If the rewrite produces an invalid type, then P is not at least as specialized as A.

(since C++17)

[edit] Default template arguments

Default template arguments are specified in the parameter lists after the = sign. Defaults can be specified for any kind of template parameter (type, non-type, or template), but not to parameter packs.

If the default is specified for a template parameter of a primary class template , primary variable template, (since C++14)or alias template, each subsequent template parameter must have a default argument, except the very last one may be a template parameter pack. In a function template, a parameter pack may be followed by more type parameters only if they have defaults or can be deduced from the function arguments.

Default parameters are not allowed

(until C++11)

On a friend function template declaration, default template arguments are allowed only if the declaration is a definition, and no other declarations of this function appear in this translation unit.

(since C++11)

Default template arguments that appear in the declarations and the definition are merged similarly to default function arguments:

template<typename T1, typename T2 = int> class A;
template<typename T1 = int, typename T2> class A;
// the above is the same as the following:
template<typename T1 = int, typename T2 = int> class A;

But the same parameter cannot be given default arguments twice in the same scope

template<typename T = int> class X;
template<typename T = int> class X {}; // error

The template parameter lists of template template parameters can have their own default arguments, which are only in effect where the template template parameter itself is in scope:

// class template, with a type template parameter with a default
template<typename T = float> struct B {};
// template template parameter T has a parameter list, which 
// consists of one type template parameter with a default
template<template<typename = float> typename T> struct A
    void f();
    void g();
// out-of-body member function template definitions
template<template<typename TT> class T>
void A<T>::f()
    T<> t; // error: TT has no default in scope
template<template<typename TT = char> class T>
void A<T>::g()
    T<> t; // ok: t is T<char>

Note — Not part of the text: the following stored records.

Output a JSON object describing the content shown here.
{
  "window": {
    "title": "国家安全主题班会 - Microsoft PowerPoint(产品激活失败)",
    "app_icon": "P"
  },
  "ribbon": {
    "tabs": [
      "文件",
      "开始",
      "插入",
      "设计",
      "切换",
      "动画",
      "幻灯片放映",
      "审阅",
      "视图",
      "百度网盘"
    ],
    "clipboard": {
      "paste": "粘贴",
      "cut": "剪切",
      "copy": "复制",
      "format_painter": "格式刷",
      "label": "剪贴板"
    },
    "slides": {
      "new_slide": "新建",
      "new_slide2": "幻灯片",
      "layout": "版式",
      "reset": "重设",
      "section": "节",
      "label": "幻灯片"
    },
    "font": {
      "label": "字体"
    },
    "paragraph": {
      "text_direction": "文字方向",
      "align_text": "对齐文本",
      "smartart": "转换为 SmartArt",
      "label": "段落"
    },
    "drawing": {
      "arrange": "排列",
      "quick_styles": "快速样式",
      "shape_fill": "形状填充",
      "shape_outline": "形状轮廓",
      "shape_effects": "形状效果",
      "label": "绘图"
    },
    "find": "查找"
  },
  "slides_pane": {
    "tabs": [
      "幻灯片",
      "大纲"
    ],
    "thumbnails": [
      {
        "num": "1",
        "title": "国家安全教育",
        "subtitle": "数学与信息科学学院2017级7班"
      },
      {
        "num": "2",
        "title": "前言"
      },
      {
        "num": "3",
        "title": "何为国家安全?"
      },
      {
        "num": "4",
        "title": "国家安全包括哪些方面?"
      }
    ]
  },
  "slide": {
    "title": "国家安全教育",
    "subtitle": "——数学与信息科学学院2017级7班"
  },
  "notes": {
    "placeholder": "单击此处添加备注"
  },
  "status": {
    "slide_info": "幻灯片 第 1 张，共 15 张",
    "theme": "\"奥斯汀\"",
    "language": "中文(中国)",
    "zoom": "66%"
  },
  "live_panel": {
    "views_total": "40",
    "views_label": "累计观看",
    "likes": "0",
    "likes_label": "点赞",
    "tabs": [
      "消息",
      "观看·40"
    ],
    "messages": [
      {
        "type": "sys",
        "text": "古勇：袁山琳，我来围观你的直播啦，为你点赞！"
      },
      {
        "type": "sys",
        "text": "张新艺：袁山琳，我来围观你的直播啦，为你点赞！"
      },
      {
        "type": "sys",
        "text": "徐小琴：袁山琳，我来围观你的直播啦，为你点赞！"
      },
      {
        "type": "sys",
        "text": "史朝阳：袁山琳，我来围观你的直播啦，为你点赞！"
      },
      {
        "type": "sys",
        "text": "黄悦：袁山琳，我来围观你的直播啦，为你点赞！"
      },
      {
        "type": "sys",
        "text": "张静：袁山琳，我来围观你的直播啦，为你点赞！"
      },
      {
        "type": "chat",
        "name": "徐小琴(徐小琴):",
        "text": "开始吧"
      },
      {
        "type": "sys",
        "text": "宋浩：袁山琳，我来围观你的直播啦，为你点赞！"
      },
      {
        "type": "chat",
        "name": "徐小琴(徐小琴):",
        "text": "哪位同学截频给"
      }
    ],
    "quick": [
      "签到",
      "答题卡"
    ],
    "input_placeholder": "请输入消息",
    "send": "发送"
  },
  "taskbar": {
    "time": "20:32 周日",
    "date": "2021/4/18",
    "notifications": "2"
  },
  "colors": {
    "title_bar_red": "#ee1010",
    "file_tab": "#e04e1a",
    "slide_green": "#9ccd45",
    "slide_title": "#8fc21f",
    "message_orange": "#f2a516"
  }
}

Member access for the names used in a default template parameter is checked at the declaration, not at the point of use:

class B {};
template<typename T> class C
        typedef T TT;
template<typename U, typename V = typename U::TT> class D: public U {};
D<C<B>>* d; // error: C::TT is protected

The default template argument is implicitly instantiated when the value of that default argument is needed, except if the template is used to name a function:

template<typename T, typename U = int> struct S { };
S<bool>* p; // The default argument for U is instantiated at this point
            // the type of p is S<bool, int>*
(since C++14)

[edit] Examples

[edit] Non-type template parameters

#include <iostream>
// simple non-type template parameter
template<int N>
struct S { int a[N]; };
template<const char*>
struct S2 {};
// complicated non-type example
    char c, // integral type
    int (&ra)[5], // lvalue reference to object (of array type)
    int (*pf)(int), // pointer to function
    int (S<10>::*a)[10] // pointer to member object (of type int[10])
> struct Complicated
    // calls the function selected at compile time
    // and stores the result in the array selected at compile time
    void foo(char base)
        ra[4] = pf(c - base);
S2<"fail"> s2; // error: string literal cannot be used
char okay[] = "okay"; // static object with linkage
S2< &okay[0] > s2; // error: array element has no linkage
S2<okay> s2; // works
int a[5];
int f(int n) { return n; }
int main()
    S<10> s; // s.a is an array of 10 int
    s.a[9] = 4;
    Complicated<'2', a, f, &S<10>::a> c;'0');
    std::cout << s.a[9] << a[4] << '\n';